• **Work request**
Copy out every line of the records where the string "JSON" occurs.

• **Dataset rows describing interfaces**
::::::::

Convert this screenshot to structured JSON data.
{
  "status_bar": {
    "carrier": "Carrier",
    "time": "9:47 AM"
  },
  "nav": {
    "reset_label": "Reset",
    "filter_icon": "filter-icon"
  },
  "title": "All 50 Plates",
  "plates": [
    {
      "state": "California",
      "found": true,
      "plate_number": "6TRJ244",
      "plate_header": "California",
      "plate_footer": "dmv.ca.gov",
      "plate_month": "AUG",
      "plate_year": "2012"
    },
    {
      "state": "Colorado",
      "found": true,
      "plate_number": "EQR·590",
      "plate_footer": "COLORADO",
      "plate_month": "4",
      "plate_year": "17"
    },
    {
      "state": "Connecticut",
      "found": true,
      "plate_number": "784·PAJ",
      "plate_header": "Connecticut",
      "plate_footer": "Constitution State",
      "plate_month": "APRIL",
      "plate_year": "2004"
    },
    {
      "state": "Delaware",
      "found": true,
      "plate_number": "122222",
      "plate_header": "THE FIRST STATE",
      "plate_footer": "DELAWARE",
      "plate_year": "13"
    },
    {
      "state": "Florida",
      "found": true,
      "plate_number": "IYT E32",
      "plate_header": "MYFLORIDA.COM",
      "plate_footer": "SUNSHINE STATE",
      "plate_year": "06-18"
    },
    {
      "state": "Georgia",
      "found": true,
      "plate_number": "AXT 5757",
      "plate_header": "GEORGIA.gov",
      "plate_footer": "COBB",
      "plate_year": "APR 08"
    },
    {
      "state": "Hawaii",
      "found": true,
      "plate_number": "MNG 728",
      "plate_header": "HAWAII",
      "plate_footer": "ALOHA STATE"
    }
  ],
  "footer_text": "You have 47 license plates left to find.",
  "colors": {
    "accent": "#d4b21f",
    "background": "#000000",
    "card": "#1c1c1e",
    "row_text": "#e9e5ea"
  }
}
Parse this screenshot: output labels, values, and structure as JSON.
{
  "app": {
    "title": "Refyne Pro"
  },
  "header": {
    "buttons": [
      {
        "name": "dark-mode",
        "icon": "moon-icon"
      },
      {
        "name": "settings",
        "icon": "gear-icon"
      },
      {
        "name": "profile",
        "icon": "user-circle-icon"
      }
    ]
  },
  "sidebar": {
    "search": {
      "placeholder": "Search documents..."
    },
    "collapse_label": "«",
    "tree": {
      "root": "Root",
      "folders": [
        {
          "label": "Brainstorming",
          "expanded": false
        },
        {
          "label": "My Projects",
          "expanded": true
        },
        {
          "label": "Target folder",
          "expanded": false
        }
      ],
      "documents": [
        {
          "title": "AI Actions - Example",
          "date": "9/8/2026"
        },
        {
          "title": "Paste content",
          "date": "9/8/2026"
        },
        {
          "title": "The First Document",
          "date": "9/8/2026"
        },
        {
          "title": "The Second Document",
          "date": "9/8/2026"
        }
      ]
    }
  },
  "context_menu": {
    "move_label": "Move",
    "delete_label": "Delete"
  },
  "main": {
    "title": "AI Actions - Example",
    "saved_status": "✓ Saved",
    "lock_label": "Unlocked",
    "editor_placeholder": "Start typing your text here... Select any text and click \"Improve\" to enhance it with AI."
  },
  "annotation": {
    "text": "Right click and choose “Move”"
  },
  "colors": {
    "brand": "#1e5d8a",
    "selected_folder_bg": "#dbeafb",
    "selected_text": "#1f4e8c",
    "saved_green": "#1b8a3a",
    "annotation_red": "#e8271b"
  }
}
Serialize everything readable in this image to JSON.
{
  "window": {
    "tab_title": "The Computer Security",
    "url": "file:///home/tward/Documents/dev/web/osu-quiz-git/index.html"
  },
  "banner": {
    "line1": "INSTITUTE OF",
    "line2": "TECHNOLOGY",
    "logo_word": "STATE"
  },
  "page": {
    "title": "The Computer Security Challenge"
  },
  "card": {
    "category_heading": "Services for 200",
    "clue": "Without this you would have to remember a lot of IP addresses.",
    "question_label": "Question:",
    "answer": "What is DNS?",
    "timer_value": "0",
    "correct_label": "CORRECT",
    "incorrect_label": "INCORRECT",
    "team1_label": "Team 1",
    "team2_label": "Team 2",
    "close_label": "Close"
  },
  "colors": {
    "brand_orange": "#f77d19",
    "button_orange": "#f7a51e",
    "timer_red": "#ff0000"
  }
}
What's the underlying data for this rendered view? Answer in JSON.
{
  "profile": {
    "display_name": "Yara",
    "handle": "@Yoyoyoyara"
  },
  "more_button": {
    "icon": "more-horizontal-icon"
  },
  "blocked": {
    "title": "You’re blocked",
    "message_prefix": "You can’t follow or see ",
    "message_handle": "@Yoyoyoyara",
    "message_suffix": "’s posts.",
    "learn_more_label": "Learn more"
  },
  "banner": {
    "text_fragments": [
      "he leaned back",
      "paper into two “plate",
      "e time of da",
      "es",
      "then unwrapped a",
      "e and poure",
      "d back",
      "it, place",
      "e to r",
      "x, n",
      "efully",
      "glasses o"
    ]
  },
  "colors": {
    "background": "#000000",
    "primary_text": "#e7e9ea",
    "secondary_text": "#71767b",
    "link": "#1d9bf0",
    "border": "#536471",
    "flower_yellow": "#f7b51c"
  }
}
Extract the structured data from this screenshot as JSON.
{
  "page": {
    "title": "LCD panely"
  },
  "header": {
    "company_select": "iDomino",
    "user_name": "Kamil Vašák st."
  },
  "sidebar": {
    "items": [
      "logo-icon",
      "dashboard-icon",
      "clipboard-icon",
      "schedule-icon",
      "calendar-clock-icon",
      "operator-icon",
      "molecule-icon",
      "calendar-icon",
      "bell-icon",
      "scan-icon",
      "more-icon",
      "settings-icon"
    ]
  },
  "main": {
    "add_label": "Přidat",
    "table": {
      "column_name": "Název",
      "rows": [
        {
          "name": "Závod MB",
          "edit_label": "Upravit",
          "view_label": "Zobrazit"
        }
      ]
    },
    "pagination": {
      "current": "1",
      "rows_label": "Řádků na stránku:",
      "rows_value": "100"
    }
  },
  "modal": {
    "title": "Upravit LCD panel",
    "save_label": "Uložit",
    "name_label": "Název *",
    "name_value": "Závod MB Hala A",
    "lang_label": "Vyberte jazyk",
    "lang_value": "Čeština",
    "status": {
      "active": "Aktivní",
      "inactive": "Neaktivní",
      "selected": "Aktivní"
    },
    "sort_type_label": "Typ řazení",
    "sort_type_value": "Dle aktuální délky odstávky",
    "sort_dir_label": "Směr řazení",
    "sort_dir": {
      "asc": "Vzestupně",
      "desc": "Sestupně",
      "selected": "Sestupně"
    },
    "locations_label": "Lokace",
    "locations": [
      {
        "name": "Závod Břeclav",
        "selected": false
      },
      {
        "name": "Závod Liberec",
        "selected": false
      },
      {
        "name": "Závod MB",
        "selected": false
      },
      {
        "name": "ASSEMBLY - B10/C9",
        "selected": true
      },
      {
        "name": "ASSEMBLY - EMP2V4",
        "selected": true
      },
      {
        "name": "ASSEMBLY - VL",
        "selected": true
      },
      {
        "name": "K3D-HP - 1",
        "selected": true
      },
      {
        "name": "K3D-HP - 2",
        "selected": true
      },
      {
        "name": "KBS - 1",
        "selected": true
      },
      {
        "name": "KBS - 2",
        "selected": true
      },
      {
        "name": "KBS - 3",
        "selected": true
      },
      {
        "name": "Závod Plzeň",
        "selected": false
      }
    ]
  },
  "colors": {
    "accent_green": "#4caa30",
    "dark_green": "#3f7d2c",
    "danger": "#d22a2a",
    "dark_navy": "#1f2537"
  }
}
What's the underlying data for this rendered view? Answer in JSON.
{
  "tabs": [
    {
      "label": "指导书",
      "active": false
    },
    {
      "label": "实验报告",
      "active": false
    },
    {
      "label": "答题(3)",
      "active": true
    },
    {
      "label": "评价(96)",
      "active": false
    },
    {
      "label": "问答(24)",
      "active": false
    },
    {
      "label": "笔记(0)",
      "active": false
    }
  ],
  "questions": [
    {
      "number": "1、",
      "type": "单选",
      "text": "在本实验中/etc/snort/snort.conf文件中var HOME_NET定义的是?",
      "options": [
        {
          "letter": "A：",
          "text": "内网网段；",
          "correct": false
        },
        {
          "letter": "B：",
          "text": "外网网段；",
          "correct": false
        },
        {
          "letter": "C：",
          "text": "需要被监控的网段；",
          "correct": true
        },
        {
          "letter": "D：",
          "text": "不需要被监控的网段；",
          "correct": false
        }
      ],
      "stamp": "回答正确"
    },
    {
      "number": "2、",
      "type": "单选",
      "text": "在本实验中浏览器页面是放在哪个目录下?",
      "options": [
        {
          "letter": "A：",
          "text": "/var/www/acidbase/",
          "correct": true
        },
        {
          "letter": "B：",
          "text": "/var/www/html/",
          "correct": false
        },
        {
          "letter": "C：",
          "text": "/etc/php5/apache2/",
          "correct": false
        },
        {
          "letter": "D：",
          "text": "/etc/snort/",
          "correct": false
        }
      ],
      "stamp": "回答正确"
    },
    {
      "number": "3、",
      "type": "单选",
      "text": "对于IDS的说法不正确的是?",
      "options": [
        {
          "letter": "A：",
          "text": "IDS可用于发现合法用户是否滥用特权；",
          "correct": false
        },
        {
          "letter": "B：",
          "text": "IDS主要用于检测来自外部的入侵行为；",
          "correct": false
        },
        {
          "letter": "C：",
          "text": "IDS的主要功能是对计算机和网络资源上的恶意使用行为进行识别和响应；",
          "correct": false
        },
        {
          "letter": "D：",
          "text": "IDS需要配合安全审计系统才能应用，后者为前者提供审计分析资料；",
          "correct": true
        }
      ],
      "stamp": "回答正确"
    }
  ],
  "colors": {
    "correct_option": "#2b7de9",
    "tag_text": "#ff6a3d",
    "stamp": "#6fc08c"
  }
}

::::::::

• **Answer to this problem**
Convert this screenshot to structured JSON data.
Parse this screenshot: output labels, values, and structure as JSON.
Serialize everything readable in this image to JSON.
What's the underlying data for this rendered view? Answer in JSON.
Extract the structured data from this screenshot as JSON.
What's the underlying data for this rendered view? Answer in JSON.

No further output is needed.